Thomas Pynchon and James Ellroy wrote books that I loved (Gravity's Rainbow and American Tabloid are two of my favourite books ever) and then got too convoluted and idiosyncratic for me. However, I wouldn't say I have completely given up on either of them. A lot of people on the CT discussion mentioned Orson Scott Card but I wouldn't say I ever loved his work. Dan Simmons is a possible candidate - I liked Endymion, but I don't think I would buy any more novels by him. Doris Lessing might be another: I haven't bought any of her recent novels, and she used to be one of my favourite contemporary authors - I enjoyed her forays into SF. And perhaps my most marked reversal of opinion is Neal Stephenson. What the hell happened, Neal?
Are there writers you used to love that you have given up for ever?
This sort of review stokes my doubts:

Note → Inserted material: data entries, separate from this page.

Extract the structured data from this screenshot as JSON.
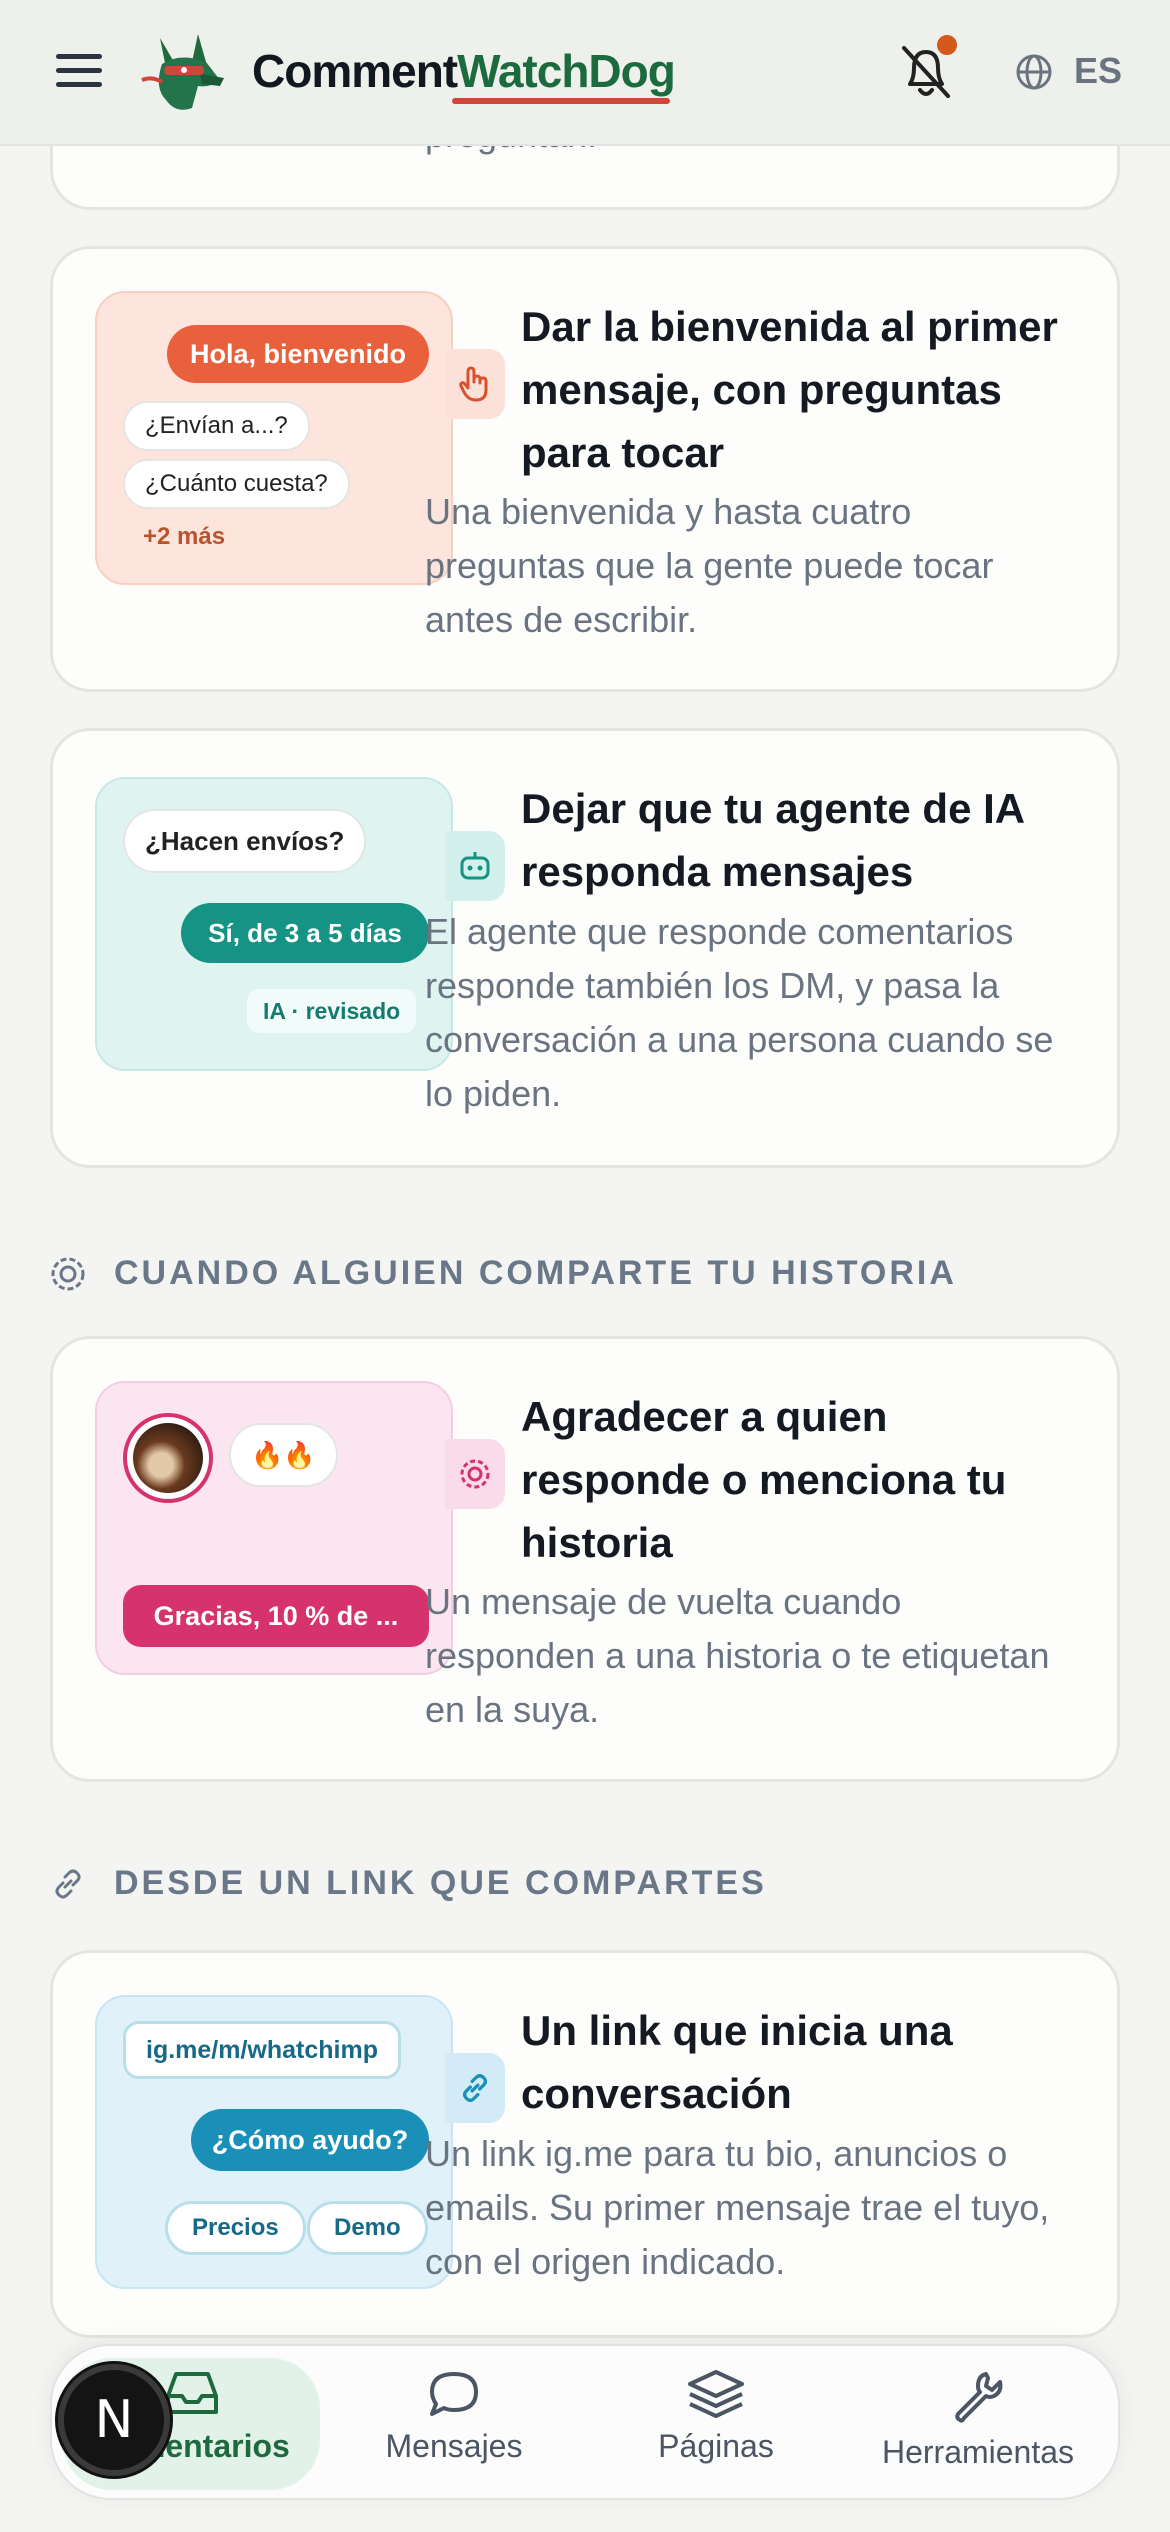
{
  "header": {
    "logo_part1": "Comment",
    "logo_part2": "WatchDog",
    "language": "ES",
    "icons": [
      "menu-icon",
      "bell-off-icon",
      "globe-icon"
    ]
  },
  "top_fragment": "preguntan.",
  "cards": [
    {
      "title": "Dar la bienvenida al primer mensaje, con preguntas para tocar",
      "description": "Una bienvenida y hasta cuatro preguntas que la gente puede tocar antes de escribir.",
      "preview": {
        "welcome": "Hola, bienvenido",
        "q1": "¿Envían a...?",
        "q2": "¿Cuánto cuesta?",
        "more": "+2 más"
      }
    },
    {
      "title": "Dejar que tu agente de IA responda mensajes",
      "description": "El agente que responde comentarios responde también los DM, y pasa la conversación a una persona cuando se lo piden.",
      "preview": {
        "question": "¿Hacen envíos?",
        "answer": "Sí, de 3 a 5 días",
        "tag": "IA · revisado"
      }
    },
    {
      "title": "Agradecer a quien responde o menciona tu historia",
      "description": "Un mensaje de vuelta cuando responden a una historia o te etiquetan en la suya.",
      "preview": {
        "reaction": "🔥🔥",
        "message": "Gracias, 10 % de ..."
      }
    },
    {
      "title": "Un link que inicia una conversación",
      "description": "Un link ig.me para tu bio, anuncios o emails. Su primer mensaje trae el tuyo, con el origen indicado.",
      "preview": {
        "link": "ig.me/m/whatchimp",
        "message": "¿Cómo ayudo?",
        "option1": "Precios",
        "option2": "Demo"
      }
    }
  ],
  "sections": {
    "story": "CUANDO ALGUIEN COMPARTE TU HISTORIA",
    "link": "DESDE UN LINK QUE COMPARTES"
  },
  "bottom_nav": {
    "items": [
      {
        "label": "Comentarios",
        "icon": "inbox-icon",
        "active": true
      },
      {
        "label": "Mensajes",
        "icon": "chat-bubble-icon",
        "active": false
      },
      {
        "label": "Páginas",
        "icon": "layers-icon",
        "active": false
      },
      {
        "label": "Herramientas",
        "icon": "wrench-icon",
        "active": false
      }
    ],
    "badge": "N"
  }
}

Thomas Pynchon’s new novel, “Against the Day,” reads like the sort of imitation of a Thomas Pynchon novel that a dogged but ungainly fan of this author’s might have written on quaaludes. It is a humongous, bloated jigsaw puzzle of a story, pretentious without being provocative, elliptical without being illuminating, complicated without being rewardingly complex.